You must also pay Superannuation Guarantee contributions of 9.5% to any paid employees. These funds must be processed before June 30 to be tax deductible, and you will also need to account for super fund cut off dates and time restrictions of clearing houses.
If you have a significant super balance. . .
The maximum amount you are able to hold in pension phase is $1.6 million. If you are close to this balance or have excess funds in pension phase, you must reduce this amount. There are a number of options to do this including:
• opting for a lump sum benefit to remove excess funds from super;
• using a lump sum benefit and contributing funds to your spouse via non-concessional spouse super contributions; or
• transferring excess funds to accumulation phase.
It’s important to consider how long it may take to implement these strategies as well as any time required by superannuation clearing houses.
If you want to boost your balance. . .
If you are close to retirement or wish to boost your balance by contributing large sums of money into your super, you need to consider that the after-tax contributions cap was reduced from $180,000 per annum to $100,000 per annum on 1 July 2017. If you are under 65, the bring-forward rule means you are able to bring forward three years of non-concessional contributions and contribute up to $300,000 in one financial year.
If you have salary sacrifice arrangements in place. . .
If you have salary sacrifice arrangements in place, to avoid penalties you will need to review your arrangements to make sure you do not exceed the cap for pre-tax or concessional contributions of $25,000 per annum.
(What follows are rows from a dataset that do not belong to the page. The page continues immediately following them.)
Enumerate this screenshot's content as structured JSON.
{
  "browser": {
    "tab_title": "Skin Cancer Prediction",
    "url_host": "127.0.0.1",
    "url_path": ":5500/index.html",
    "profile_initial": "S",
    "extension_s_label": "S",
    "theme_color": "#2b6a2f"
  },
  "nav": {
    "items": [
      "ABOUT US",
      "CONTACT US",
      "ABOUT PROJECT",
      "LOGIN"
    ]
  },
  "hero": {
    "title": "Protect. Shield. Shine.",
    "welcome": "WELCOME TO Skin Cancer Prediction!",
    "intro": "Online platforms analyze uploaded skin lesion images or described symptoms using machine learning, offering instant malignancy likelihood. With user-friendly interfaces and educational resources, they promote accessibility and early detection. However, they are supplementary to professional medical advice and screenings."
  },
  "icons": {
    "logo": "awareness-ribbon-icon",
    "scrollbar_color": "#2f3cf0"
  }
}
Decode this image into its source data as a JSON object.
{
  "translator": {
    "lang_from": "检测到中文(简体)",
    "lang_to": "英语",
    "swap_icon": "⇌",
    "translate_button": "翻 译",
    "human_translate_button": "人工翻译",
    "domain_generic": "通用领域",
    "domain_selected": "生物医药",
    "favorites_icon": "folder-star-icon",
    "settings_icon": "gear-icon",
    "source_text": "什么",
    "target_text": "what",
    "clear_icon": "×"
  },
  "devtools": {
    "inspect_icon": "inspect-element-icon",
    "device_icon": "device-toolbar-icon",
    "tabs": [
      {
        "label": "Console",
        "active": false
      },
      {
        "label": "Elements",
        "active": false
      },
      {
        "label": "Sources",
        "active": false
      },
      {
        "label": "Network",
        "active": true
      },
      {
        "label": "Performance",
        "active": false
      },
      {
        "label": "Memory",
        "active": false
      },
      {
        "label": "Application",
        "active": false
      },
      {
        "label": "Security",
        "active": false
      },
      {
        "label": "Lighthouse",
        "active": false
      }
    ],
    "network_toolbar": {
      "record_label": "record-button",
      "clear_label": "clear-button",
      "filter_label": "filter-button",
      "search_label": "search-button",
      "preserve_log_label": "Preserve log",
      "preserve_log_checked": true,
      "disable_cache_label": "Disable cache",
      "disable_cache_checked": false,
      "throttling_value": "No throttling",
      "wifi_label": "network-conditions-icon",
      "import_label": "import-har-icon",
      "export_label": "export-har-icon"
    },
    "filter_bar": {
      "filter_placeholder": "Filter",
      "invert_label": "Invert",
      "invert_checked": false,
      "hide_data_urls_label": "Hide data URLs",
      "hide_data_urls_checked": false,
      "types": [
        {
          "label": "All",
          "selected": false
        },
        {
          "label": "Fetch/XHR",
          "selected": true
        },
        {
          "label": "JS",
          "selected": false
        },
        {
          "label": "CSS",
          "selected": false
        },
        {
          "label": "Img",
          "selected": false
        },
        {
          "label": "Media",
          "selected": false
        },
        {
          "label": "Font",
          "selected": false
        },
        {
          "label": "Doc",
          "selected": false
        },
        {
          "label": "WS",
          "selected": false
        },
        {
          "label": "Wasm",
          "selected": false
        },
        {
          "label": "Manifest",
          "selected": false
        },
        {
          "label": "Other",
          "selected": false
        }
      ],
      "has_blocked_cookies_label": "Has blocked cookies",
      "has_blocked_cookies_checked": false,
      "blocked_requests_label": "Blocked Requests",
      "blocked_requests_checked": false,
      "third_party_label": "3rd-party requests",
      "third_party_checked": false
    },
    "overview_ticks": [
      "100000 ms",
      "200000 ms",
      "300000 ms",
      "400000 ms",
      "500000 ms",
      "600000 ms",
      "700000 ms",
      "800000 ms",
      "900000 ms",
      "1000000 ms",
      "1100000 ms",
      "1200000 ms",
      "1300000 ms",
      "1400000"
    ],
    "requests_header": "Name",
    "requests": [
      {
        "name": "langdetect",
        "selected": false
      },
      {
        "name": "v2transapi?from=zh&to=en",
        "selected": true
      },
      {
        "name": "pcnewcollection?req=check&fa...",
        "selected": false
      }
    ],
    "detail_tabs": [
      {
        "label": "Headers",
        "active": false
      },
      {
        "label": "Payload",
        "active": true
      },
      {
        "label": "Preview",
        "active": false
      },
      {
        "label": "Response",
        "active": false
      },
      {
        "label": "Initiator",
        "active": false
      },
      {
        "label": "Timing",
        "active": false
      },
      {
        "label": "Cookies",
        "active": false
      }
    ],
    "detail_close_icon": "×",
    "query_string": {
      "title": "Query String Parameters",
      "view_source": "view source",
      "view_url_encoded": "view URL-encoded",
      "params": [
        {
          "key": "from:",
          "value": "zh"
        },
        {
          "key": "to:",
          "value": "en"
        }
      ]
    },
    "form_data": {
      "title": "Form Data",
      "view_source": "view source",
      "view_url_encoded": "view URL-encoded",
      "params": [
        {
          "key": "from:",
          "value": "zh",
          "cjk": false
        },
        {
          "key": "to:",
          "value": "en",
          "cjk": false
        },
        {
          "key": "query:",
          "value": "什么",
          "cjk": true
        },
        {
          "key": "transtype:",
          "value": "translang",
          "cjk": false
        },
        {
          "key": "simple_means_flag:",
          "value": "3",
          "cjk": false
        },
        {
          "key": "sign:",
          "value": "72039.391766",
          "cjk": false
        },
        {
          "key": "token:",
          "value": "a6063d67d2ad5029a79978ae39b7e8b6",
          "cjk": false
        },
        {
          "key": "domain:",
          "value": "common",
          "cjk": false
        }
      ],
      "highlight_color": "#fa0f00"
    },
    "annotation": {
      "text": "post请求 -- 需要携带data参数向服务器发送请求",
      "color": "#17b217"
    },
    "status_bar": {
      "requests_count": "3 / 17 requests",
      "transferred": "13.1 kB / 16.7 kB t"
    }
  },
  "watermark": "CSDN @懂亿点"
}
This $25,000 amount includes any employer Super Guarantee contributions as well as any additional contributions made through salary sacrifice arrangements.
If you would like advice on how to make the most of super strategies available to you, it’s important to act now. For further information on what you need to do to avoid super challenges at tax time, please contact Sandy Dunshea on (02) 6884 2222 or email email@example.com
Sandy Dunshea is a financial adviser with Fortnum Dubbo. Fortnum Dubbo and its advisers are Authorised Representatives of Fortnum Private Wealth Ltd ABN 54 139 889 535 AFSL 357306.
The information (including taxation) contained within this document does not consider your personal circumstances and is of a general nature only - unless otherwise stated. Fortnum Dubbo strongly suggests that you should not act on it without first obtaining professional advice specific to your circumstances.
This publication cannot be reproduced in any form without the express written consent of the author.
Fortnum Dubbo and its advisers are Authorised Representatives of Fortnum Private Wealth Ltd ABN 54 139 889 535 AFSL 357306 trading as Fortnum Financial Advisers.
The information contained within this website does not consider your personal circumstances and is of a general nature only. You should not act on it without first obtaining professional financial advice specific to your circumstances. This website holds information for Australian Residents only.